**WHAT YOU NEED TO DO**
The goal is to restate all of the records below word for word.

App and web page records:
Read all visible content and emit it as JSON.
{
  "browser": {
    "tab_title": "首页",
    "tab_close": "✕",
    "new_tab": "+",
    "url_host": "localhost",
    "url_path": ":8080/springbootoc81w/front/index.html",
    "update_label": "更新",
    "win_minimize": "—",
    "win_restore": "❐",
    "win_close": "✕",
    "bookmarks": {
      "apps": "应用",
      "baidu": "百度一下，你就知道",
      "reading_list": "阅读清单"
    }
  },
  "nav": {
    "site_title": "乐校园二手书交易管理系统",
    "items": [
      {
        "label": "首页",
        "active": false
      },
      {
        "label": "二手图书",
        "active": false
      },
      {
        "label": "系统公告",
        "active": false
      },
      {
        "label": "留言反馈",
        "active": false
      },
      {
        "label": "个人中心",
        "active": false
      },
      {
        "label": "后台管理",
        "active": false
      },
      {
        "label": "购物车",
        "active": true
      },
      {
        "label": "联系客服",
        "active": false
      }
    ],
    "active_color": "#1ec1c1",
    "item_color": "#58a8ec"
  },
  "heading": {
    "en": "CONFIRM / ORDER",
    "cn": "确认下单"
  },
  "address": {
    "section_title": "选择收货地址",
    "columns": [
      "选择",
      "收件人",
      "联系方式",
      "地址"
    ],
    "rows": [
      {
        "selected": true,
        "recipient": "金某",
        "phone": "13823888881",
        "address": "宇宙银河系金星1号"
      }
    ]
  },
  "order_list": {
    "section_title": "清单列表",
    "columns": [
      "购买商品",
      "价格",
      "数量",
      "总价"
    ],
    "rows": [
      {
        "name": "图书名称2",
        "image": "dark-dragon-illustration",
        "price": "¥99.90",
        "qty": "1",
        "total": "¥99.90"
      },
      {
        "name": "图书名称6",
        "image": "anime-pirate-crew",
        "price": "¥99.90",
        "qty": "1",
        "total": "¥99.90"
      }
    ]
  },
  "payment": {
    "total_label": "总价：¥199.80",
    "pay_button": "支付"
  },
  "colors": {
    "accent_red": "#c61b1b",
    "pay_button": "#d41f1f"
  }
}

**RESULT**
Read all visible content and emit it as JSON.
{
  "browser": {
    "tab_title": "首页",
    "tab_close": "✕",
    "new_tab": "+",
    "url_host": "localhost",
    "url_path": ":8080/springbootoc81w/front/index.html",
    "update_label": "更新",
    "win_minimize": "—",
    "win_restore": "❐",
    "win_close": "✕",
    "bookmarks": {
      "apps": "应用",
      "baidu": "百度一下，你就知道",
      "reading_list": "阅读清单"
    }
  },
  "nav": {
    "site_title": "乐校园二手书交易管理系统",
    "items": [
      {
        "label": "首页",
        "active": false
      },
      {
        "label": "二手图书",
        "active": false
      },
      {
        "label": "系统公告",
        "active": false
      },
      {
        "label": "留言反馈",
        "active": false
      },
      {
        "label": "个人中心",
        "active": false
      },
      {
        "label": "后台管理",
        "active": false
      },
      {
        "label": "购物车",
        "active": true
      },
      {
        "label": "联系客服",
        "active": false
      }
    ],
    "active_color": "#1ec1c1",
    "item_color": "#58a8ec"
  },
  "heading": {
    "en": "CONFIRM / ORDER",
    "cn": "确认下单"
  },
  "address": {
    "section_title": "选择收货地址",
    "columns": [
      "选择",
      "收件人",
      "联系方式",
      "地址"
    ],
    "rows": [
      {
        "selected": true,
        "recipient": "金某",
        "phone": "13823888881",
        "address": "宇宙银河系金星1号"
      }
    ]
  },
  "order_list": {
    "section_title": "清单列表",
    "columns": [
      "购买商品",
      "价格",
      "数量",
      "总价"
    ],
    "rows": [
      {
        "name": "图书名称2",
        "image": "dark-dragon-illustration",
        "price": "¥99.90",
        "qty": "1",
        "total": "¥99.90"
      },
      {
        "name": "图书名称6",
        "image": "anime-pirate-crew",
        "price": "¥99.90",
        "qty": "1",
        "total": "¥99.90"
      }
    ]
  },
  "payment": {
    "total_label": "总价：¥199.80",
    "pay_button": "支付"
  },
  "colors": {
    "accent_red": "#c61b1b",
    "pay_button": "#d41f1f"
  }
}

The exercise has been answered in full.